TASK GOAL - Every line below that holds the string "GetProducts" should be copied.

(Data records for software interfaces)
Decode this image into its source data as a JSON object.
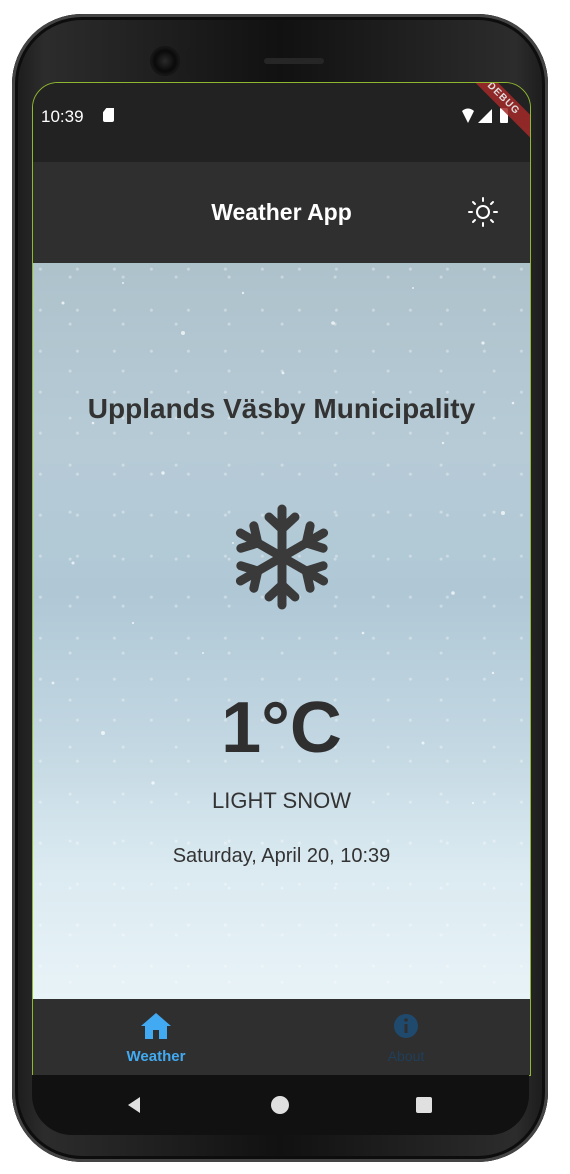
{
  "status_bar": {
    "time": "10:39",
    "debug_label": "DEBUG"
  },
  "app_bar": {
    "title": "Weather App",
    "theme_icon": "sun-icon"
  },
  "weather": {
    "location": "Upplands Väsby Municipality",
    "icon": "snowflake-icon",
    "temperature": "1°C",
    "description": "LIGHT SNOW",
    "datetime": "Saturday, April 20, 10:39"
  },
  "bottom_nav": {
    "items": [
      {
        "label": "Weather",
        "icon": "home-icon",
        "active": true,
        "color": "#42aaf2"
      },
      {
        "label": "About",
        "icon": "info-icon",
        "active": false,
        "color": "#1f3f5a"
      }
    ]
  },
  "colors": {
    "status_bar_bg": "#222222",
    "app_bar_bg": "#2f2f2f",
    "nav_bg": "#2f2f2f",
    "text_dark": "#333333",
    "accent": "#42aaf2"
  },
  "system_nav": {
    "back_icon": "back-triangle-icon",
    "home_icon": "home-circle-icon",
    "recents_icon": "recents-square-icon"
  }
}
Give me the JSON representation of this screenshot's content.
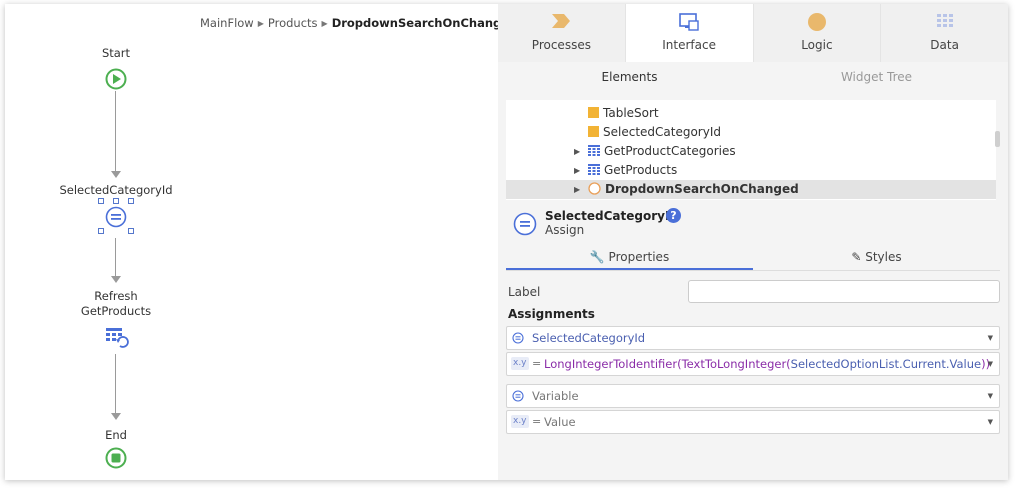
{
  "breadcrumb": {
    "flow": "MainFlow",
    "screen": "Products",
    "action": "DropdownSearchOnChanged"
  },
  "flow": {
    "nodes": [
      {
        "label": "Start",
        "icon": "start-icon"
      },
      {
        "label": "SelectedCategoryId",
        "icon": "assign-icon"
      },
      {
        "label_line1": "Refresh",
        "label_line2": "GetProducts",
        "icon": "refresh-data-icon"
      },
      {
        "label": "End",
        "icon": "end-icon"
      }
    ]
  },
  "panel": {
    "tabs": [
      {
        "label": "Processes",
        "icon": "processes-icon"
      },
      {
        "label": "Interface",
        "icon": "interface-icon"
      },
      {
        "label": "Logic",
        "icon": "logic-icon"
      },
      {
        "label": "Data",
        "icon": "data-icon"
      }
    ],
    "subtabs": [
      {
        "label": "Elements"
      },
      {
        "label": "Widget Tree"
      }
    ],
    "tree": [
      {
        "label": "TableSort",
        "icon": "local-variable-icon"
      },
      {
        "label": "SelectedCategoryId",
        "icon": "local-variable-icon"
      },
      {
        "label": "GetProductCategories",
        "icon": "aggregate-icon"
      },
      {
        "label": "GetProducts",
        "icon": "aggregate-icon"
      },
      {
        "label": "DropdownSearchOnChanged",
        "icon": "client-action-icon"
      }
    ],
    "properties": {
      "title": "SelectedCategoryId",
      "subtitle": "Assign",
      "help": "?",
      "tabs": {
        "properties": "Properties",
        "styles": "Styles"
      },
      "label_field": {
        "label": "Label",
        "value": ""
      },
      "assignments_heading": "Assignments",
      "assignments": [
        {
          "variable": "SelectedCategoryId",
          "value_func1": "LongIntegerToIdentifier",
          "value_func2": "TextToLongInteger",
          "value_param": "SelectedOptionList.Current.Value",
          "value_close": "))"
        },
        {
          "variable_placeholder": "Variable",
          "value_placeholder": "Value"
        }
      ],
      "xy_badge": "x.y",
      "equals": "="
    }
  },
  "colors": {
    "accent": "#4a6fd8",
    "start_end": "#4caf50",
    "folder": "#f2b335",
    "logic": "#e9b86c",
    "expression": "#8a2ca8"
  }
}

RESPONSE TO THE TASK -
        "label_line2": "GetProducts",
        "label": "GetProducts",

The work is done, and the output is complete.